Welcome to Second-Guessing Scioscia! As you might have surmised, it is a look back at some of the questionable decisions that Mike Scioscia made in the last week. This isn’t because we dislike Scioscia, in fact, MWAH is officially pro-Scioscia. However, we do realize that Scioscia is not infallible and hope to use this series to bring light to the decisions in which Scioscia went wrong (or was at least perceived to be wrong by some). At a minimum, it will help us all come to a better understanding of what goes on during games but maybe, just maybe, we’ll get lucky and this will somehow make Scioscia more self-aware of his more chronic managerial missteps.
This is a very exciting edition of Second-guessing Scioscia because not only do we get to praise Scioscia for adopting some truly progressive thinking that this site has been preaching in this very space, but we also get to praise an Angel player for second-guessing Scioscia on his own.
5/9/14 – The Closer Switcheroo
Ladies and gentlemen, we’ve done it. My work here might be done. Mike Scioscia has seen the light and is no longer deploying his relievers by inning number, but rather by situation, leverage and opposition. Here is how he deployed his two best relievers (arguably), Ernesto Frieri and Joe Smith this week:
- 5/9 - Smith pitched the eight against Jose Reyes, Melky Cabrera, Jose Bautista, Edwin Encarnacion and Juan Francisco. Frieri pitched the ninth against Adam Lind, Dioner Navarro and Colby Rasmus.

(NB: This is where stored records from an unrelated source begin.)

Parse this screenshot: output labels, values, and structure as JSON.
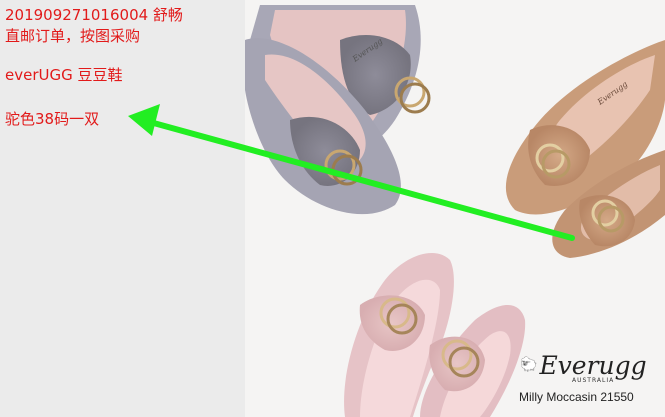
{
  "notes": {
    "order_line": "201909271016004  舒畅",
    "instruction": "直邮订单，按图采购",
    "brand_line": "everUGG  豆豆鞋",
    "spec_line": "驼色38码一双"
  },
  "photo": {
    "brand_logo": "Everugg",
    "brand_subtitle": "AUSTRALIA",
    "product_caption": "Milly Moccasin 21550",
    "sole_label": "Everugg"
  },
  "colors": {
    "note_text": "#e21a1a",
    "arrow": "#22ee22",
    "shoe_grey": "#a8a7b6",
    "shoe_camel": "#c89a78",
    "shoe_pink": "#e6c3c7"
  }
}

- 5/10 - Smith pitched the ninth against Jose Bautista, Edwin Encarnacion, Dioner Navarro and Adam Lind. Frieri did not pitch.
- 5/13 - Smith pitched the eight against Rollins, Utley and Howard. Frieri pitched the ninth against Byrd, Brown and Ruiz.
- 5/14 – Frieri pitched the ninth against Revere, Rollins and Utley. Smith pitched the ninth against Howard, Byrd and Brown.
Clearly, Scioscia used Smith over Frieri based on when the most dangerous part of the lineup was due, especially if there was a major threat of the longball, which has been Frieri’s biggest issue. That much is plain to see from the usage above, but just to drive the point home, Scioscia fessed up to it himself:
“We’re trying to match up,” Scioscia said. “You never know where the lineup is going to find you. As the seventh inning was over, we felt real good with Joe and his sinker against those bigger bats and Ernie finishing the game.”
He still won’t admit that this is a permanent arrangement, but he’s been doing it for a week now, so let’s hope it sticks as it really is the best way to maximize his best relievers. It will actually be even more interesting to see if Sean Burnett (assuming he gets healthy and returns to form) can work his way into the equation by the end of the year. Either way, as long as this setup remains in some way, shape or form, it has the MWAH stamp of approval!
5/11/14 – Overruled!
As we all heard, Jered Weaver uncharacteristically asked out of a game. Finally! Someone has found the cure for Scioscia leaving all of his starters in far too long. The pitcher just needs to take himself out. It is truly brilliant in its simplicity. Scioscia had fallen into a bad habit of basically just running pitchers out there until they were over their prescribed pitch limit or until they got into a situation so bad that he is left with no other choice but to go to the pen. That’s why Weaver had to give himself the heave-ho. Weaver had just loaded the bases on a double, single and a walk. That is bad, bad trouble, but not bad enough for Scioscia to bring the hook himself, probably because Weaver was “only” at 102 pitches. That’s not enough pitches for an ace! Ace’s gotta ace!!! Well, Jered did what I’ve been doing all season long and actively second-guessed and overruled Scioscia right there on the field. PROGRESS!
5/13/14 – Shoemaker gets an early hook
Perhaps having learned his lesson from the Weaver experience a few days earlier and from the C.J. Wilson “times through the order penalty” fiasco last week, Manager Mike suddenly developed an itchy trigger finger. Matt Shoemaker was making just his second big league start, and acquitting himself nicely through five innings on just 57 pitches. Well, Scioscia had seen enough. It wasn’t even because of the pitcher’s spot coming up in the order, Shoemaker could’ve pitched the sixth and then be pinch-hit for. No, what Scioscia saw was that the order had rolled over for the third time and Rollins, Utley and Howard were due up. But instead of trying to bleed more innings out of Shoemaker’s arm, Scioscia played to protect the two-run lead and handed the ball to Michael Kohn, who has been excellent this season. Yes, it would’ve been nice to rest the pen a little bit more, but having one of your best relievers face the best part of the opposition’s order rather than a Quad-A arm facing them for the third time is a very smart play.